----- AVAILABLE DATA -----

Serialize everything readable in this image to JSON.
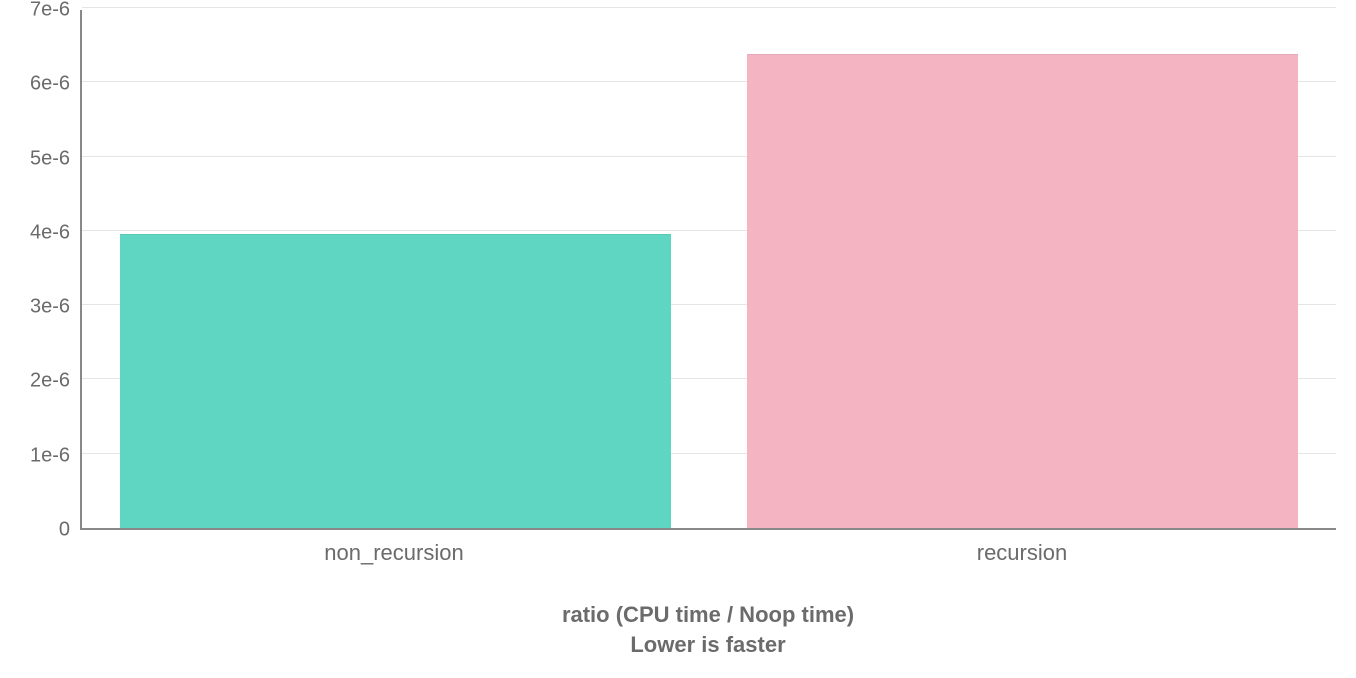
{
  "chart_data": {
    "type": "bar",
    "categories": [
      "non_recursion",
      "recursion"
    ],
    "values": [
      3.97e-06,
      6.4e-06
    ],
    "colors": [
      "#5fd6c2",
      "#f5b4c2"
    ],
    "title": "",
    "xlabel_line1": "ratio (CPU time / Noop time)",
    "xlabel_line2": "Lower is faster",
    "ylabel": "",
    "ylim": [
      0,
      7e-06
    ],
    "y_ticks": [
      0,
      1e-06,
      2e-06,
      3e-06,
      4e-06,
      5e-06,
      6e-06,
      7e-06
    ],
    "y_tick_labels": [
      "0",
      "1e-6",
      "2e-6",
      "3e-6",
      "4e-6",
      "5e-6",
      "6e-6",
      "7e-6"
    ]
  }
}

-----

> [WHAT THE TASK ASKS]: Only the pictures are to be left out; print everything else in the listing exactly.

> [RESPONSE AREA]:
Serialize everything readable in this image to JSON.
{
  "chart_data": {
    "type": "bar",
    "categories": [
      "non_recursion",
      "recursion"
    ],
    "values": [
      3.97e-06,
      6.4e-06
    ],
    "colors": [
      "#5fd6c2",
      "#f5b4c2"
    ],
    "title": "",
    "xlabel_line1": "ratio (CPU time / Noop time)",
    "xlabel_line2": "Lower is faster",
    "ylabel": "",
    "ylim": [
      0,
      7e-06
    ],
    "y_ticks": [
      0,
      1e-06,
      2e-06,
      3e-06,
      4e-06,
      5e-06,
      6e-06,
      7e-06
    ],
    "y_tick_labels": [
      "0",
      "1e-6",
      "2e-6",
      "3e-6",
      "4e-6",
      "5e-6",
      "6e-6",
      "7e-6"
    ]
  }
}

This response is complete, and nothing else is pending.